1Af ........ Canada's oldest college newspaper. Member at canadian Uni·
nE versity Press. Opinions expressed editorially are not the official
AZE opinion of the Council of Students. Official publication of Stu- THE WOODEN HORSE dents of Dalhousie University, Halifax, N.S.
Editor-in-Chief .......................................................... Gerry Levitz by FEC
News Editor ••••••••••••• Frank Hennigar Features Editor .••••• , ••••••. , ••••..• , , •• Andy White c.u.P. Editor ••••• M •••••••• Zack JacobsonFeatures Assistant .•.•••••.••••.•.•••• Michel Guite Photo Editor ••••••••••• ,,., • Dave Munroe Sports Editors .••••••••••••••• Paul Farley Bill Owen Girls' Sports •••••••••••• Margie MacDougal Business Manager •••.• , •••.•••• , .•••• Mil{on Zwicker
The Nova Scotia that isn't

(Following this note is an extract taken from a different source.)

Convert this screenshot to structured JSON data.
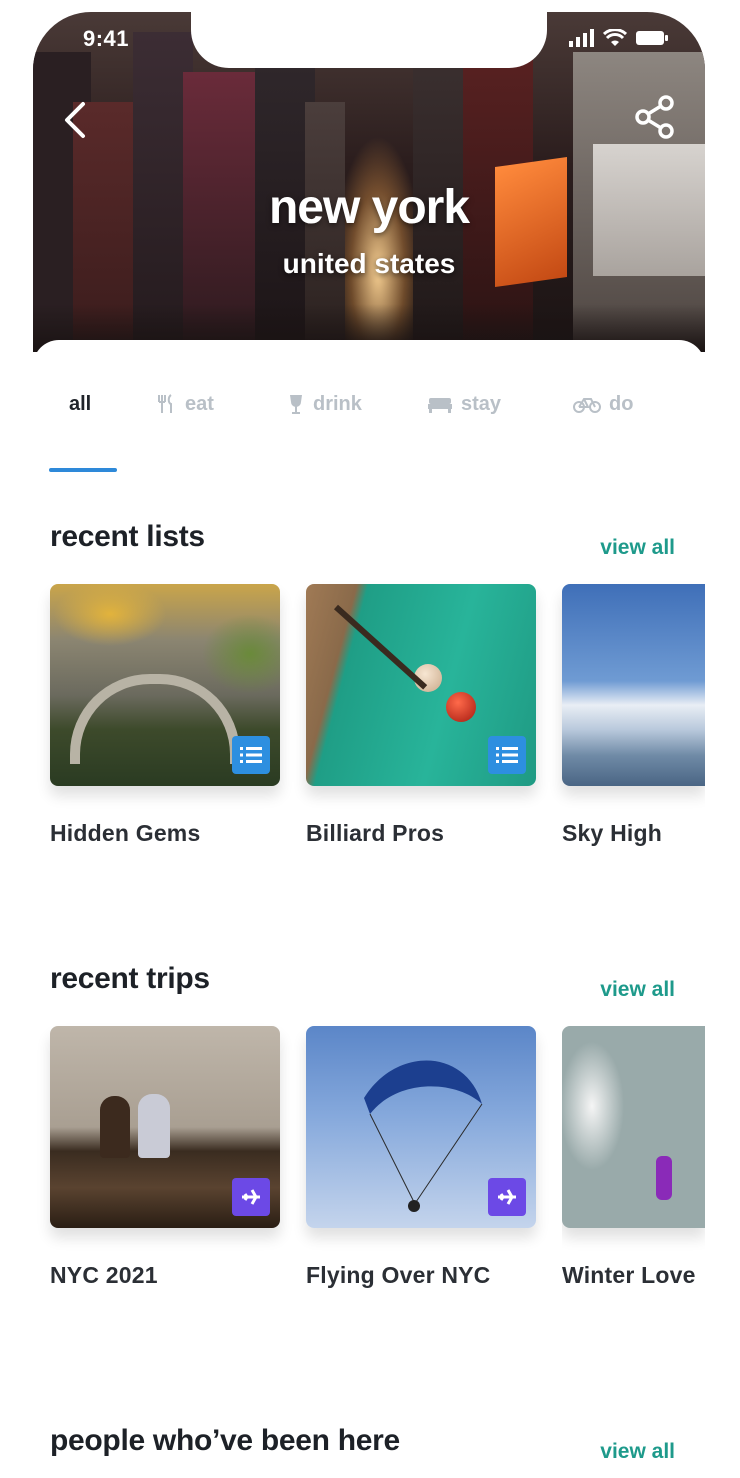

Circulation ••.••••••••.•••••••••••••. Jay Botterell Reporters ••••• :., ••••••••• ,Richard Sanders, Helen Jones, Sheila Gick, George Harris, Wendy Day­
ton, J1ll Wright, Mary Stockwood, April Dockrill, Peter March, Harry MacDonald, Ian Mil­ roy, Ken Glube, Woody MacLean, Gus Visman, Janet Young.

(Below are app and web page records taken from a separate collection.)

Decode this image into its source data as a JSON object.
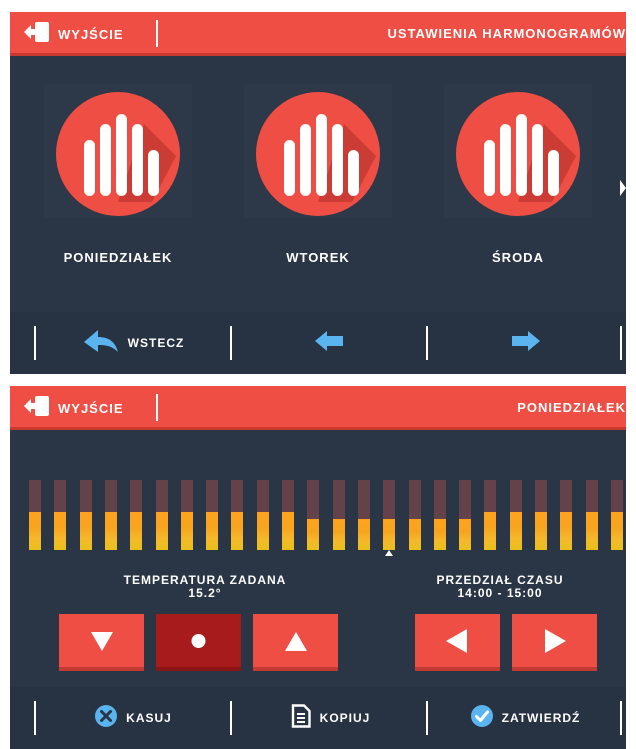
{
  "colors": {
    "panel_bg": "#2a3545",
    "header_bg": "#ee4e43",
    "accent_blue": "#5ab4f0",
    "bar_fill": "#ffa31f",
    "bar_empty": "#64424a",
    "button_red": "#ee4e43",
    "button_dark": "#a71b1c"
  },
  "screen1": {
    "header": {
      "exit_label": "WYJŚCIE",
      "title": "USTAWIENIA HARMONOGRAMÓW",
      "exit_icon": "exit-icon"
    },
    "days": [
      {
        "label": "PONIEDZIAŁEK",
        "icon": "bar-chart-icon"
      },
      {
        "label": "WTOREK",
        "icon": "bar-chart-icon"
      },
      {
        "label": "ŚRODA",
        "icon": "bar-chart-icon"
      }
    ],
    "footer": {
      "back_label": "WSTECZ",
      "back_icon": "back-arrow-icon",
      "prev_icon": "arrow-left-icon",
      "next_icon": "arrow-right-icon"
    }
  },
  "screen2": {
    "header": {
      "exit_label": "WYJŚCIE",
      "title": "PONIEDZIAŁEK",
      "exit_icon": "exit-icon"
    },
    "schedule": {
      "hours": 24,
      "selected_hour": 14,
      "fill_levels": [
        0.54,
        0.54,
        0.54,
        0.54,
        0.54,
        0.54,
        0.54,
        0.54,
        0.54,
        0.54,
        0.54,
        0.44,
        0.44,
        0.44,
        0.44,
        0.44,
        0.44,
        0.44,
        0.54,
        0.54,
        0.54,
        0.54,
        0.54,
        0.54
      ]
    },
    "temperature": {
      "title": "TEMPERATURA ZADANA",
      "value": "15.2°"
    },
    "interval": {
      "title": "PRZEDZIAŁ CZASU",
      "value": "14:00 - 15:00"
    },
    "controls": {
      "down_icon": "triangle-down-icon",
      "dot_icon": "dot-icon",
      "up_icon": "triangle-up-icon",
      "left_icon": "triangle-left-icon",
      "right_icon": "triangle-right-icon"
    },
    "footer": {
      "cancel_label": "KASUJ",
      "copy_label": "KOPIUJ",
      "confirm_label": "ZATWIERDŹ",
      "cancel_icon": "x-circle-icon",
      "copy_icon": "document-icon",
      "confirm_icon": "check-circle-icon"
    }
  }
}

by Bernard Kumau
Typists •••••••.••••• Helen Jones, Sharon Tufts, Judy Ferguson, Linda Gillingwater, Paula Clements.
We often say t h a t "Nova Scotia's greatest export i s brains". This laconic pride in our biological superiority is
The Dalhousie Gazette joins with the student body in express­ ing our deep sympathy to President Dr. Hicks and his family on the passing of his wife, Dr. Hicks, who officially became President of our school on February 1 has already exhibited the leadership that will make Dalhousie a premier place of learning, and we can only pass on our sympathy and prayers for him at this time of great personal loss, Words are not sufficient to express our feelings, and our sincere grief that we share with him at this time.

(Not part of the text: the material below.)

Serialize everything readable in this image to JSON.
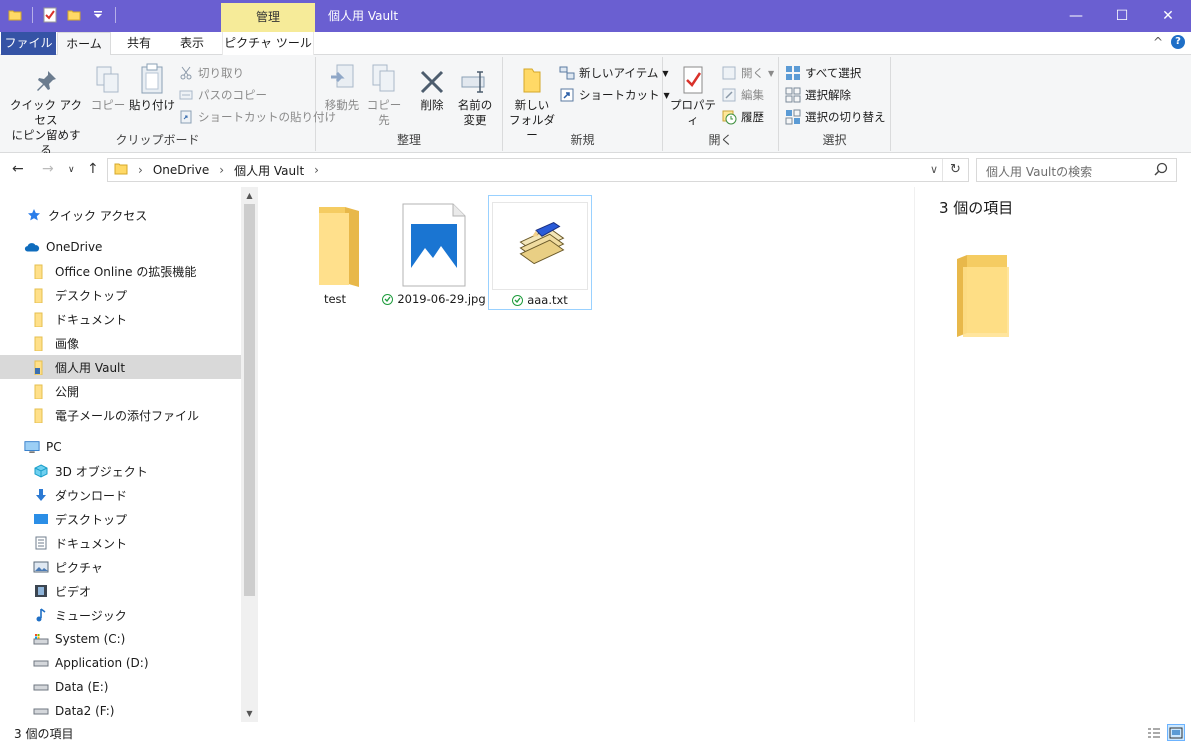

Mrs. Hicks was the former Paulene Banks, daughter of the late George F, and Francis Banks of Bridgetown, Nova Scotia. She graduated as a Registered Nurse from the Halifax Infirmary and was married to President Hicks in 1945, She is survived by two sons, Henry and John, two daughters, Catherine and Frances and three sisters.
We were all greatly moved by her display of courage when she left the hospital briefly during her illness to attend the Inaugura­ tion of our new President.
It is our hope that our President be granted the strength to sustain this loss and to continue the long association he is ceri.ain to have with Dalhousie University.
somewhat justified by the sta. tistics. But it is really nothing to be proud of at all .. indeed, it is a very sad thing when op. portunity is so limited that those with guts and imagination (and without vested interests) seek their fortunes elsewhere,
Any prospective graduate of Dalhousie is familiar with this. The first question his friends ask him is not: what are you going to do? but r~ther: are you going to stay in Halifax? He is considered bold and ad· venturesome if he leaves the Province, gutless and bland if he stays behind.
The fact is that many of the Nova Scotians who do stay be· hind possess an inherent op. position to progress. The…